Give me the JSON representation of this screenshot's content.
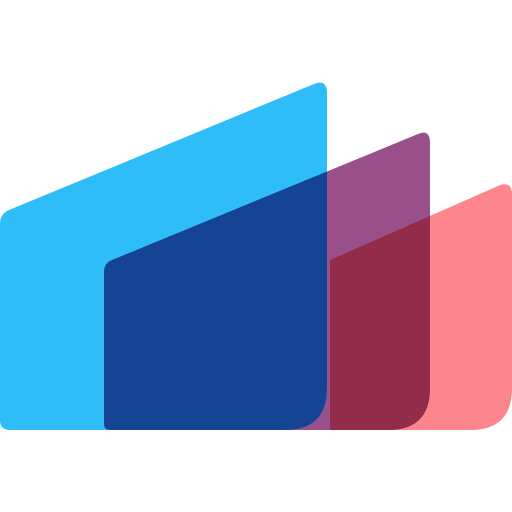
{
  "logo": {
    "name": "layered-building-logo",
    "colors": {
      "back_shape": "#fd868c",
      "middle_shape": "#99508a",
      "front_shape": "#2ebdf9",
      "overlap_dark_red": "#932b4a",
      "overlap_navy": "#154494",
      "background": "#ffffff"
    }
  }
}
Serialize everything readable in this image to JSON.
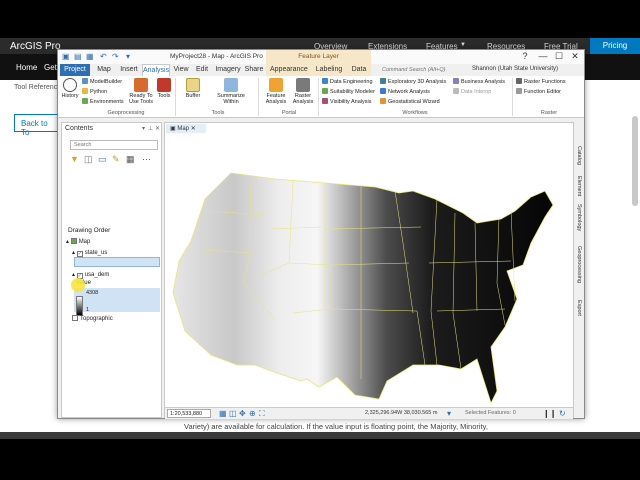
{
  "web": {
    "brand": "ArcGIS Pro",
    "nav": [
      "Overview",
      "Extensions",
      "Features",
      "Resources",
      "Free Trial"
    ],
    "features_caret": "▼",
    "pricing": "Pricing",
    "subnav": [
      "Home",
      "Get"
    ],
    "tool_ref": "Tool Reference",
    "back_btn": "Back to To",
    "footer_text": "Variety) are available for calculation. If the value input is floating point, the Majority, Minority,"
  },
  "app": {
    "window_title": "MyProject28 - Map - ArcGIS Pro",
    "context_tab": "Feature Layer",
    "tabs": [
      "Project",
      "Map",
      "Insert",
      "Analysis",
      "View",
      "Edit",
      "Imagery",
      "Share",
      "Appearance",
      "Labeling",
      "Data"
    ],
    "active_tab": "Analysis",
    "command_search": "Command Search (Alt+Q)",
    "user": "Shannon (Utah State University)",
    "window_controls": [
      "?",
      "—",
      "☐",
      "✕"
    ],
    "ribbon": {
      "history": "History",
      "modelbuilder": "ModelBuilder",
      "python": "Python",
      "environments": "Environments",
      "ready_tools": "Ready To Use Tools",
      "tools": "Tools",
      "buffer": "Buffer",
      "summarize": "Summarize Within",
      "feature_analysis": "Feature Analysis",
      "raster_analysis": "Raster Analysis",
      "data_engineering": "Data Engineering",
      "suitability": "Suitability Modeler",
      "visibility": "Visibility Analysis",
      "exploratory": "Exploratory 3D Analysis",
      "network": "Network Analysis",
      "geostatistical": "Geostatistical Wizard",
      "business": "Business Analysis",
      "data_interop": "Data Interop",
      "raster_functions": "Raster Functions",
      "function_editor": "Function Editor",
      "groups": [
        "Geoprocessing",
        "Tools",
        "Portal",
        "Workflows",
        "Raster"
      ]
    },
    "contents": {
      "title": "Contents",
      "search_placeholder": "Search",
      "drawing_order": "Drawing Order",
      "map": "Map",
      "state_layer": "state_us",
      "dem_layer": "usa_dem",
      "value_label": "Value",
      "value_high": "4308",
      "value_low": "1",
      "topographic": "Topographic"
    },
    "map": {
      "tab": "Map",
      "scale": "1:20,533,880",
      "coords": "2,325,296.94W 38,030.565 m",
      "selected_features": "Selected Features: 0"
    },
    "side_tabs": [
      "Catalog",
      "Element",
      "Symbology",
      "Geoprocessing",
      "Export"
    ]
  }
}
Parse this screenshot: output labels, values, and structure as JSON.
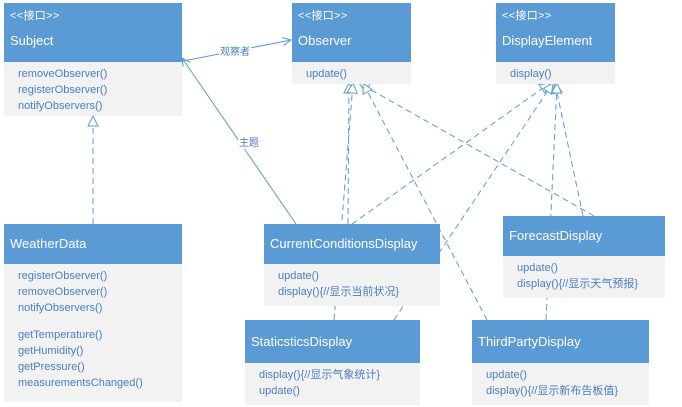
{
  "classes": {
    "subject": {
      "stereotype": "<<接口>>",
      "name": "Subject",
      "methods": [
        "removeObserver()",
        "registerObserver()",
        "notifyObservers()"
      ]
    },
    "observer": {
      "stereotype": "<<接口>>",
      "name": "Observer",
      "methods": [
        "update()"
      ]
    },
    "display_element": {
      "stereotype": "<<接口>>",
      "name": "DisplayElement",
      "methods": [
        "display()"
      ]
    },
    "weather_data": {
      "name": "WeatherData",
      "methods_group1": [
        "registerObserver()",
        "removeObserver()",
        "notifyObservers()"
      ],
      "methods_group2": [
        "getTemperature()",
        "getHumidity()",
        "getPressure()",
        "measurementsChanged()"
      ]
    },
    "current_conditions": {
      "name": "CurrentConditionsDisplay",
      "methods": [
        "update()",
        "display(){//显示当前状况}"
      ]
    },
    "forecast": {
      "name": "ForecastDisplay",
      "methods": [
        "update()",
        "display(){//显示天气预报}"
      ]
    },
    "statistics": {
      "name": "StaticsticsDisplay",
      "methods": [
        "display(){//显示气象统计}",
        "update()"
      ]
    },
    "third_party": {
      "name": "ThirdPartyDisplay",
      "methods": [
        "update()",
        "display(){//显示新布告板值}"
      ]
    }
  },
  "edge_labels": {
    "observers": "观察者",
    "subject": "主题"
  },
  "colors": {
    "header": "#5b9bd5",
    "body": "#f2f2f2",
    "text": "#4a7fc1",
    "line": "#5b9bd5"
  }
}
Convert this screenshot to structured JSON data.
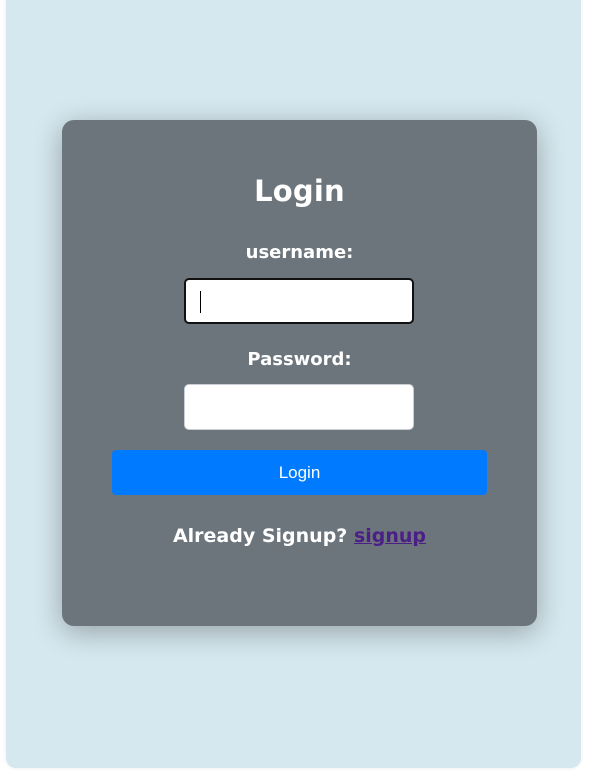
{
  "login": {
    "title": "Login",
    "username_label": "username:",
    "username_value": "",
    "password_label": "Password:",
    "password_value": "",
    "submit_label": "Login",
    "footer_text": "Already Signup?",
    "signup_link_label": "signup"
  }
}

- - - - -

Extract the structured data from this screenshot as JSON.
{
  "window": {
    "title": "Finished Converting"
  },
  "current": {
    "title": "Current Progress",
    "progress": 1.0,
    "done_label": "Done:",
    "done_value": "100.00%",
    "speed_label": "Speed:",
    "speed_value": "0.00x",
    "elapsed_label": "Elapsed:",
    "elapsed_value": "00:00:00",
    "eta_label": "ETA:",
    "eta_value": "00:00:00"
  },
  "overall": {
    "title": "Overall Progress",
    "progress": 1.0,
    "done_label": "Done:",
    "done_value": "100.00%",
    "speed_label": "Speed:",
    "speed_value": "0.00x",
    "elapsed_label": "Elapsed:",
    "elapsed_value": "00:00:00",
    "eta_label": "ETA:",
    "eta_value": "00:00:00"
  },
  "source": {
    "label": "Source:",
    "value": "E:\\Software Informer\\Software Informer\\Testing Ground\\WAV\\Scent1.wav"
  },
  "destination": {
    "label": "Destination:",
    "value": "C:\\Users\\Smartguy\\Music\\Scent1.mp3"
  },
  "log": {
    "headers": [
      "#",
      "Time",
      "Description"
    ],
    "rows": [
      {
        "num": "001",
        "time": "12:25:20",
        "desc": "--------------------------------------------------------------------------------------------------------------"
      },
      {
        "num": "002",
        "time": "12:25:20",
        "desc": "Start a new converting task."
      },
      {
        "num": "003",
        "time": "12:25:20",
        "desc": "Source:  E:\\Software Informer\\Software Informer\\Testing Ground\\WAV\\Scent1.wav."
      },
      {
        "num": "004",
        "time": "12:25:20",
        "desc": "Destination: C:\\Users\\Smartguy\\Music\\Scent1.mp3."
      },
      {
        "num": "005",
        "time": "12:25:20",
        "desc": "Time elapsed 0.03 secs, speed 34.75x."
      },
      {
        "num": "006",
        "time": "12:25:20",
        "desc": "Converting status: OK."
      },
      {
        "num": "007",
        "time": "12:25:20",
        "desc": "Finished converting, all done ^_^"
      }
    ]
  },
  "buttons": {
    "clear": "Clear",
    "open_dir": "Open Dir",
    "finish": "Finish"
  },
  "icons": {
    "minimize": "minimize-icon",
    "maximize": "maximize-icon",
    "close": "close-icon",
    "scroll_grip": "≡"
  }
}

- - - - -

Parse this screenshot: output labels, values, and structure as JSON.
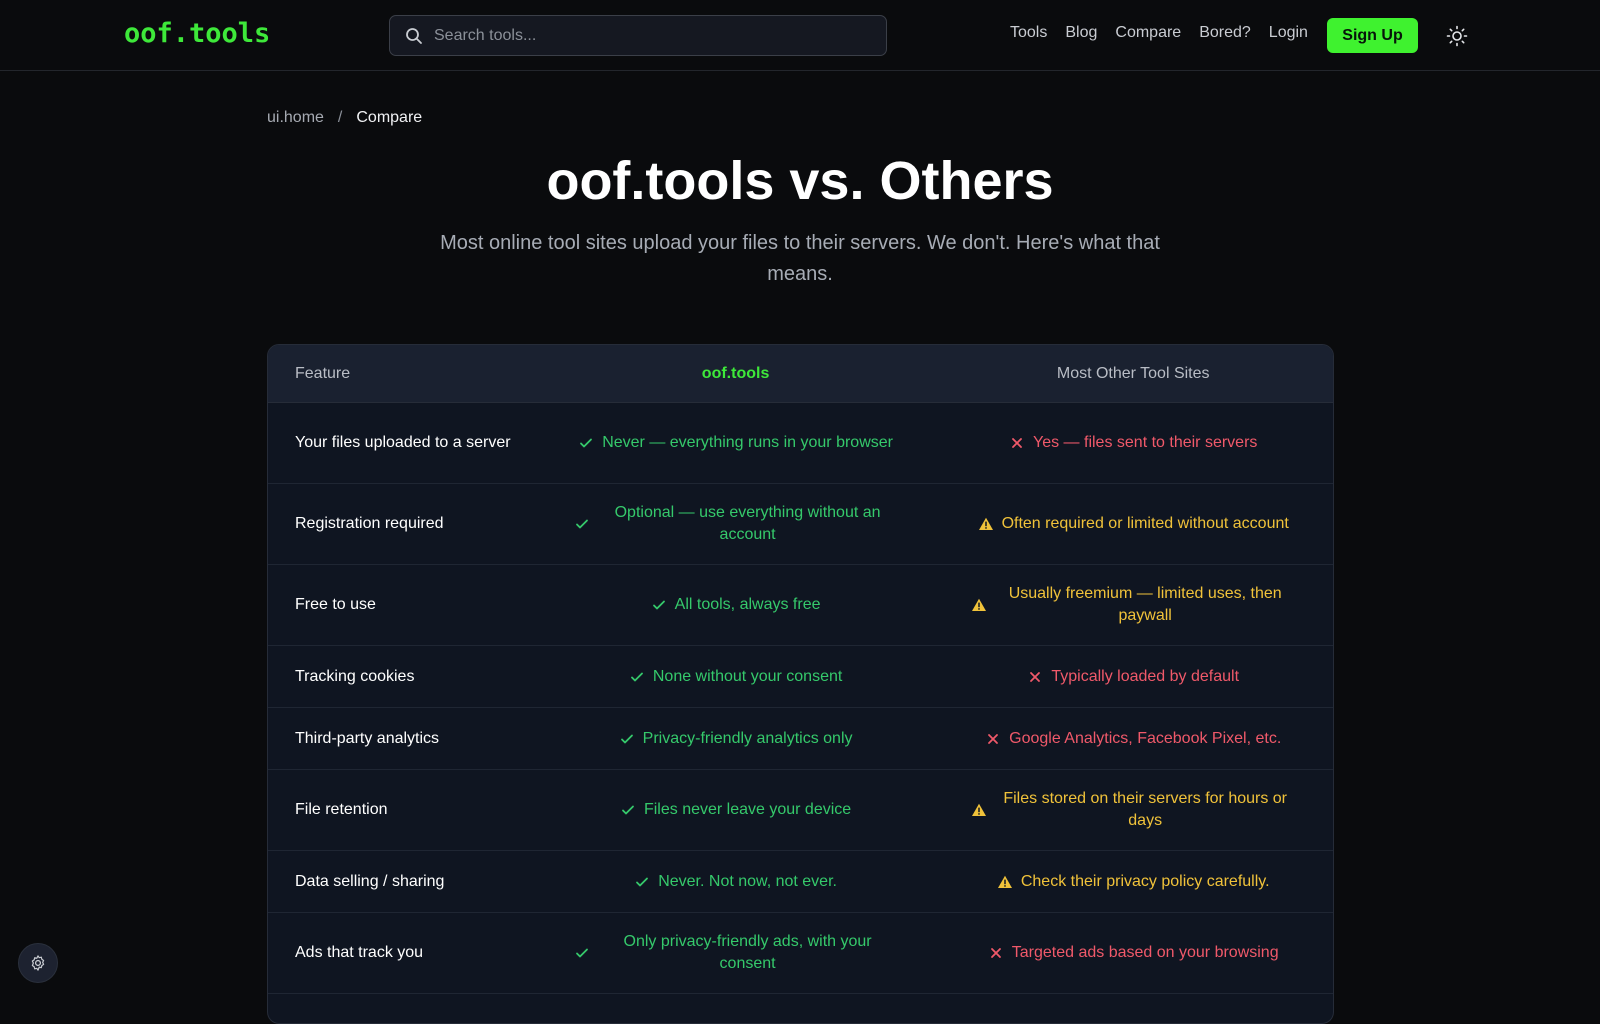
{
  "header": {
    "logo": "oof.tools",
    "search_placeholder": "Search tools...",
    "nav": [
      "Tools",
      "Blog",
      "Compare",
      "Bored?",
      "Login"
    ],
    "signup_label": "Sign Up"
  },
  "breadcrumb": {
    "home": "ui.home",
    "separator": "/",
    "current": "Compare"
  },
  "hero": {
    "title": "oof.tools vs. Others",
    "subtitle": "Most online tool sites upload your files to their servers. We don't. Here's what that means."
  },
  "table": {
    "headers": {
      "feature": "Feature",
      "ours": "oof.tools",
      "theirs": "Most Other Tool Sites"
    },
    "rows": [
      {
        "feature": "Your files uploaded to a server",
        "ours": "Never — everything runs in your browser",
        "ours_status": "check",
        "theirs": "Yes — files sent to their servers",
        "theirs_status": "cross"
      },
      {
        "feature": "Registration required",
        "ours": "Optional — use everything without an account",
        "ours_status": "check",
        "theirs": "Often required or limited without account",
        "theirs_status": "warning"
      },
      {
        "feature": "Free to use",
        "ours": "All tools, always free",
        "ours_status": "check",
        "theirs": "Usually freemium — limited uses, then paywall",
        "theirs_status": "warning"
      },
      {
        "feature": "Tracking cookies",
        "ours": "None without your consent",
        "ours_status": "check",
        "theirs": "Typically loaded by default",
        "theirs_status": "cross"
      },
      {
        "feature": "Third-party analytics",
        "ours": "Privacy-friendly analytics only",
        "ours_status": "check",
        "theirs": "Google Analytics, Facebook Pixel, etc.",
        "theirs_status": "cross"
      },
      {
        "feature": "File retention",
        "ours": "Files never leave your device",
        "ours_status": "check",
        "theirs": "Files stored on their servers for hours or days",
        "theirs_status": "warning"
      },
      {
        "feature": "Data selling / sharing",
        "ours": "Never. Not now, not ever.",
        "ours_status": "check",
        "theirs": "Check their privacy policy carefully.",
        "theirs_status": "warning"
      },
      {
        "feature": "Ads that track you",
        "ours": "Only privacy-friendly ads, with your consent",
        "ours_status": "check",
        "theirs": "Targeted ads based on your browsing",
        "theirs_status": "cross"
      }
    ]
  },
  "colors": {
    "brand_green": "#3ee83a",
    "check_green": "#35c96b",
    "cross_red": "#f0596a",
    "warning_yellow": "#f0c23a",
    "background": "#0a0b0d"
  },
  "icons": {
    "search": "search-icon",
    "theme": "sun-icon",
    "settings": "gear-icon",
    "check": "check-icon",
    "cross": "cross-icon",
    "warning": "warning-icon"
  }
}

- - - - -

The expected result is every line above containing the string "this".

Exercise result:
Give me the JSON representation of this screenshot's content.
Serialize everything readable in this image to JSON.
Parse this screenshot: output labels, values, and structure as JSON.
Convert this screenshot to structured JSON data.
Extract the structured data from this screenshot as JSON.
Parse this screenshot: output labels, values, and structure as JSON.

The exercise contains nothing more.